BEGIN
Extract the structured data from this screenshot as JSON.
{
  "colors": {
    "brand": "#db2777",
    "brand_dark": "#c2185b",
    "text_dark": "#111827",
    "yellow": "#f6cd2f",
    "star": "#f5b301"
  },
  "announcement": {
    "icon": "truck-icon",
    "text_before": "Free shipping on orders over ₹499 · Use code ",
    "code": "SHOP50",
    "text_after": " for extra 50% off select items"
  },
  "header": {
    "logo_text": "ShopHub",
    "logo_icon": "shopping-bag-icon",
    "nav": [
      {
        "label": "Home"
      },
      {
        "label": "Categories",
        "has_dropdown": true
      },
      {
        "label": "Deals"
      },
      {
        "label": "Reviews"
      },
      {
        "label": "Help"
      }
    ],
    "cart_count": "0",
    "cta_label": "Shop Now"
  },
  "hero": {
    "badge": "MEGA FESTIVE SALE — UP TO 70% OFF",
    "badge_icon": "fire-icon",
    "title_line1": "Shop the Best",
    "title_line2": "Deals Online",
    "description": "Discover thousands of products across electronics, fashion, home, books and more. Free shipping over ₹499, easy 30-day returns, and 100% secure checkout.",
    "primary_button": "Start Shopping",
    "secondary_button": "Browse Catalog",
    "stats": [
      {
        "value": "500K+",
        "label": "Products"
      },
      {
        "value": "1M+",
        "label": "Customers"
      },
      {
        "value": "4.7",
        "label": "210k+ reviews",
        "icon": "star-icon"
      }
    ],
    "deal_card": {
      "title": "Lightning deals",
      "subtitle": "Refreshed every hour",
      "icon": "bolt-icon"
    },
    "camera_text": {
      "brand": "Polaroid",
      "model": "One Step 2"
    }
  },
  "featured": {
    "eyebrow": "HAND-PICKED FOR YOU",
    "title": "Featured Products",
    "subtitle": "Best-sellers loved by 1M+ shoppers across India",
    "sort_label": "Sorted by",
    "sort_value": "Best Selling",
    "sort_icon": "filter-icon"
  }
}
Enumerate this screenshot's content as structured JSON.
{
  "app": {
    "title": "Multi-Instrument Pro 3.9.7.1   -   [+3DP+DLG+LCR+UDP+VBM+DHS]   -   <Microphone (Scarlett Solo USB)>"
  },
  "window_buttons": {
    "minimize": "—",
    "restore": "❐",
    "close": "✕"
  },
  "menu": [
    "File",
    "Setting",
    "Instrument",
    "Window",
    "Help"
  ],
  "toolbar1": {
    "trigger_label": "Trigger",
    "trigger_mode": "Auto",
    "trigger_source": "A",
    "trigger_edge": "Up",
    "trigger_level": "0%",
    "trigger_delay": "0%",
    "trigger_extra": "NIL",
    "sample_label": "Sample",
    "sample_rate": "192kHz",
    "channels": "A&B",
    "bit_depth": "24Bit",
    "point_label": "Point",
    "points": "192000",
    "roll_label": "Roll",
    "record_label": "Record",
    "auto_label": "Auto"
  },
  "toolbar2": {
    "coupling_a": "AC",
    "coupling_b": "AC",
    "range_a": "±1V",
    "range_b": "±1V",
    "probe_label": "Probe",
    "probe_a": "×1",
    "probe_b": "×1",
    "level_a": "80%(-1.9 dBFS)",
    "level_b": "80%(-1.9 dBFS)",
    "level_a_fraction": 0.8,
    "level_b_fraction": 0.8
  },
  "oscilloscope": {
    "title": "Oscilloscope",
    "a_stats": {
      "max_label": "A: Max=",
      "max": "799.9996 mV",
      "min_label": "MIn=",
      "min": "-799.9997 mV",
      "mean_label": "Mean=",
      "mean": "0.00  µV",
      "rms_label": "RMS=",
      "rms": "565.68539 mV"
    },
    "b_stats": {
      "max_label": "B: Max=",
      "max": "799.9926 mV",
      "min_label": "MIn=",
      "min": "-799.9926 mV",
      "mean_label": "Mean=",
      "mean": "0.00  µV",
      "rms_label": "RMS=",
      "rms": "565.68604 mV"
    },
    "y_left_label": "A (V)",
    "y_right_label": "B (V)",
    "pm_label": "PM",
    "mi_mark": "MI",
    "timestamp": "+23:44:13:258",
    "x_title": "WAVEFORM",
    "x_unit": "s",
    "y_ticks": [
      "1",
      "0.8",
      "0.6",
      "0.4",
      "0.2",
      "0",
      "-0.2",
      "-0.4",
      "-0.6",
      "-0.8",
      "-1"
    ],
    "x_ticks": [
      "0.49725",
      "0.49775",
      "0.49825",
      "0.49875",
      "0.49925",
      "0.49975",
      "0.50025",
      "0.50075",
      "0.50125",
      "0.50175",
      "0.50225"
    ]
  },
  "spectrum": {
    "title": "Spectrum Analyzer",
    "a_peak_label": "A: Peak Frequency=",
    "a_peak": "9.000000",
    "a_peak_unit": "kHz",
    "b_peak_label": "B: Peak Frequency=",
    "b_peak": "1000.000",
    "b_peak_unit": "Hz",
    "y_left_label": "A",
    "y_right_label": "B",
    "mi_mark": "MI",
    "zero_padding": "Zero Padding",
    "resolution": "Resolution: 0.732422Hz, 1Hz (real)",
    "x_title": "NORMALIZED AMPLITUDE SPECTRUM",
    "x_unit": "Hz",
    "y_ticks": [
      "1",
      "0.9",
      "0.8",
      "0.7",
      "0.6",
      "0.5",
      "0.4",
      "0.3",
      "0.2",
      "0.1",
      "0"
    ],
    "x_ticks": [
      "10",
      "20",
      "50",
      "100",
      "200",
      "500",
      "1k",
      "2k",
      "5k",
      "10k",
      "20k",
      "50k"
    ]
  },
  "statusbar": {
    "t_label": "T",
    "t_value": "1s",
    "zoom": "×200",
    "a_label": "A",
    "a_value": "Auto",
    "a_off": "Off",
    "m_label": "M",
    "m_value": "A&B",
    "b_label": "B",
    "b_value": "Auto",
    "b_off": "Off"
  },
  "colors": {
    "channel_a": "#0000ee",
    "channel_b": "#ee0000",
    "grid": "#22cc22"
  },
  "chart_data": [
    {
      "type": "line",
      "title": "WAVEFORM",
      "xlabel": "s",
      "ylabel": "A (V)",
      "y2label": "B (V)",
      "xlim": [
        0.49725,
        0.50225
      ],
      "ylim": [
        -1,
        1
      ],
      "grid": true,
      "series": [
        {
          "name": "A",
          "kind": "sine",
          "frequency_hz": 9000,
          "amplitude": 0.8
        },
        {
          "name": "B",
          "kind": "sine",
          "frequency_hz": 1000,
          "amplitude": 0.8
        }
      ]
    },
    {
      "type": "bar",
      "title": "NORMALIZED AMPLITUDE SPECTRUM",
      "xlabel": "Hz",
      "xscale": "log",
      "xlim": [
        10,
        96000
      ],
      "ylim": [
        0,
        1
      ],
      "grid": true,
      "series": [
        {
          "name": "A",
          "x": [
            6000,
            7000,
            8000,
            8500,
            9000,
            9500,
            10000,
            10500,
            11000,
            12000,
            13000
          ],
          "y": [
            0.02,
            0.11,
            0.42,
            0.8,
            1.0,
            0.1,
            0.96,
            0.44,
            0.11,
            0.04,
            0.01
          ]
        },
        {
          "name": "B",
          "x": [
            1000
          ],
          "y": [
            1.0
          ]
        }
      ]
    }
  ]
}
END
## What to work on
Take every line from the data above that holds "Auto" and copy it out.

## Response to this exercise
    "trigger_mode": "Auto",
    "auto_label": "Auto"
    "a_value": "Auto",
    "b_value": "Auto",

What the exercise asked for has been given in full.